His love of aviation started when he took his first airplane ride at thirteen. He enrolled in a trade school to study automobile mechanics in 1925, but still had that burning passion for aviation. Commercial flying schools would not accept him due to his race. Instead, he learned to fly with his friend John Robinson in a vacant storefront by building a one-seat aircraft powered by a motorcycle engine.

The two established the Challenger’s Air Pilot’s Association to support their attempts to enroll in aviation programs. Eventually, Coffey and Robinson enrolled in the Curtis-Wright School of Aeronautics in 1929 after filing a discrimination lawsuit against the school to be admitted. Coffey and Robinson began the aviation mechanic training course and were among the school’s top graduates.

Upon graduation, Cornelius became the first African American certified aircraft mechanic in the United States in 1932, and later that year became the first African-American to hold both a pilot’s license and mechanic’s license.

In 1938, Coffey established the first African-American-owned and certified flight school. The Coffey School of Aeronautics was located at Harlem Airport in Oaklawn, Illinois. From 1938 to 1945, more than 1,500 black students went through the school; some of those students eventually formed the original Tuskegee Airmen.

During his journey in aviation maintenance, he served as an instructor at the Lewis School of Aeronautics and Dunbar Vocational High School, training some of the first African-American aircraft mechanics hired by commercial airlines.

In 1980, the Federal Aviation Administration (FAA) created the “Coffey Fix,” a waypoint located on the VICTOR 7 airway over Lake Calumet. He was the first African American to have an aerial navigation named after him. It continues to provide electronic course guidance to Chicago Midway Airport Runway 31 Left.

Additionally, he was honored with an honorary day by the City of Chicago on July 22, 1980, and was inducted into the Illinois Aviation Hall of Fame in 1984

In his honor, Cornelius R. Coffey Aviation Education Foundation was established at the American Airlines Maintenance Academy in Chicago to help train new generations interested in aviation maintenance.
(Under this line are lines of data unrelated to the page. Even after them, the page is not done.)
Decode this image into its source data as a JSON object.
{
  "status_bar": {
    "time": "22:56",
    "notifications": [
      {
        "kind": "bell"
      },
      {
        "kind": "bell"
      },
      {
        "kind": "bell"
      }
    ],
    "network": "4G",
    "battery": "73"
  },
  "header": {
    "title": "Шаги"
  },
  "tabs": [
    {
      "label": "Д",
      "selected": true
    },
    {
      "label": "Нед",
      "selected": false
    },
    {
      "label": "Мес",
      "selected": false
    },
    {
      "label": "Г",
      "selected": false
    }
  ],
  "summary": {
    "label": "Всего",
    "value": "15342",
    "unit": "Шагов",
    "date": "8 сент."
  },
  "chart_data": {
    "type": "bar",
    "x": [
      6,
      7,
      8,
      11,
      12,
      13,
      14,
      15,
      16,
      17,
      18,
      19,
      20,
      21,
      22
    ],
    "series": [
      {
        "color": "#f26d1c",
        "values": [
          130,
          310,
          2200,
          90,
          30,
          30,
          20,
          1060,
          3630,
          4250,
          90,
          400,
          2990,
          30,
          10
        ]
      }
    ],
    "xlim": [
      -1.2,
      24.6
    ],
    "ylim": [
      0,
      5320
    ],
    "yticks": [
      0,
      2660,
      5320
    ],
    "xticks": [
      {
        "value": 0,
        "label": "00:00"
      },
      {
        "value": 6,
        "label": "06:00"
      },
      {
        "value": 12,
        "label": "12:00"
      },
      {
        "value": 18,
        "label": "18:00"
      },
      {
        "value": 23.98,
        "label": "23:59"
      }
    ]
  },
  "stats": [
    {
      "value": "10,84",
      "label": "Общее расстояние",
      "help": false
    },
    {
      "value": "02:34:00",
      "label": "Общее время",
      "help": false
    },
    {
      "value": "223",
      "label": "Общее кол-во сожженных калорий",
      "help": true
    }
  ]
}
Cornelius Coffey passed away at the age of 91 in 1994. His legacy continues to encourage and support people of color in the aviation field and beyond.

Celebrating Prominent African-American Figures in Aviation

Every February marks the celebration of Black History Month in America. As we reflect on these African American trailblazers in the field of aviation, we cannot look over the vital contributions they made to aviation and history at large. To overcome systematic obstacles is nothing short of amazing.

Their accomplishments echo the professionalism and wonder of the aviation industry. Without Bessie Coleman, Eugene Bullard, Cornelius Coffey, and countless other African-Americans like them, aviation would not be the same. We can only hope to encourage and train students with the same fearlessness and unwavering motivation that these prominent figures instilled in generations after them. The collective pursuit of a more promising tomorrow is what makes us soar.